◆ Prompt
Go through the records and set each one down exactly, skipping any picture.

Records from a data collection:
________________________
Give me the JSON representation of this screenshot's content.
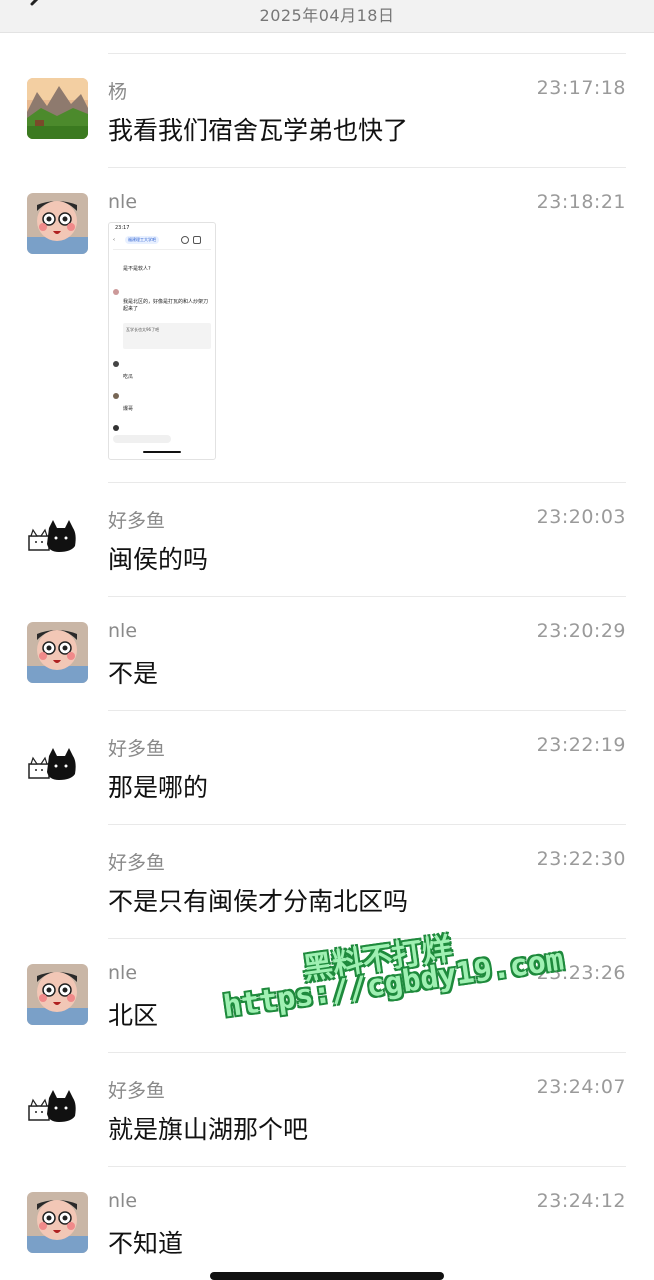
{
  "header": {
    "date": "2025年04月18日"
  },
  "messages": [
    {
      "sender": "杨",
      "time": "23:17:18",
      "text": "我看我们宿舍瓦学弟也快了",
      "avatar": "landscape"
    },
    {
      "sender": "nle",
      "time": "23:18:21",
      "text": "",
      "avatar": "cartoon",
      "image": {
        "status_time": "23:17",
        "group_name": "福建理工大学吧",
        "line1": "是不是软人?",
        "line2": "我是北区的，好像是打瓦的和人炒架刀起来了",
        "line3": "瓦学长也太96了吧",
        "line4": "吃瓜",
        "line5": "爆哥"
      }
    },
    {
      "sender": "好多鱼",
      "time": "23:20:03",
      "text": "闽侯的吗",
      "avatar": "cat"
    },
    {
      "sender": "nle",
      "time": "23:20:29",
      "text": "不是",
      "avatar": "cartoon"
    },
    {
      "sender": "好多鱼",
      "time": "23:22:19",
      "text": "那是哪的",
      "avatar": "cat"
    },
    {
      "sender": "好多鱼",
      "time": "23:22:30",
      "text": "不是只有闽侯才分南北区吗",
      "avatar": "none"
    },
    {
      "sender": "nle",
      "time": "23:23:26",
      "text": "北区",
      "avatar": "cartoon"
    },
    {
      "sender": "好多鱼",
      "time": "23:24:07",
      "text": "就是旗山湖那个吧",
      "avatar": "cat"
    },
    {
      "sender": "nle",
      "time": "23:24:12",
      "text": "不知道",
      "avatar": "cartoon"
    }
  ],
  "watermark": {
    "line1": "黑料不打烊",
    "line2": "https://cgbdy19.com"
  }
}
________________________
◆ Task response
Give me the JSON representation of this screenshot's content.
{
  "header": {
    "date": "2025年04月18日"
  },
  "messages": [
    {
      "sender": "杨",
      "time": "23:17:18",
      "text": "我看我们宿舍瓦学弟也快了",
      "avatar": "landscape"
    },
    {
      "sender": "nle",
      "time": "23:18:21",
      "text": "",
      "avatar": "cartoon",
      "image": {
        "status_time": "23:17",
        "group_name": "福建理工大学吧",
        "line1": "是不是软人?",
        "line2": "我是北区的，好像是打瓦的和人炒架刀起来了",
        "line3": "瓦学长也太96了吧",
        "line4": "吃瓜",
        "line5": "爆哥"
      }
    },
    {
      "sender": "好多鱼",
      "time": "23:20:03",
      "text": "闽侯的吗",
      "avatar": "cat"
    },
    {
      "sender": "nle",
      "time": "23:20:29",
      "text": "不是",
      "avatar": "cartoon"
    },
    {
      "sender": "好多鱼",
      "time": "23:22:19",
      "text": "那是哪的",
      "avatar": "cat"
    },
    {
      "sender": "好多鱼",
      "time": "23:22:30",
      "text": "不是只有闽侯才分南北区吗",
      "avatar": "none"
    },
    {
      "sender": "nle",
      "time": "23:23:26",
      "text": "北区",
      "avatar": "cartoon"
    },
    {
      "sender": "好多鱼",
      "time": "23:24:07",
      "text": "就是旗山湖那个吧",
      "avatar": "cat"
    },
    {
      "sender": "nle",
      "time": "23:24:12",
      "text": "不知道",
      "avatar": "cartoon"
    }
  ],
  "watermark": {
    "line1": "黑料不打烊",
    "line2": "https://cgbdy19.com"
  }
}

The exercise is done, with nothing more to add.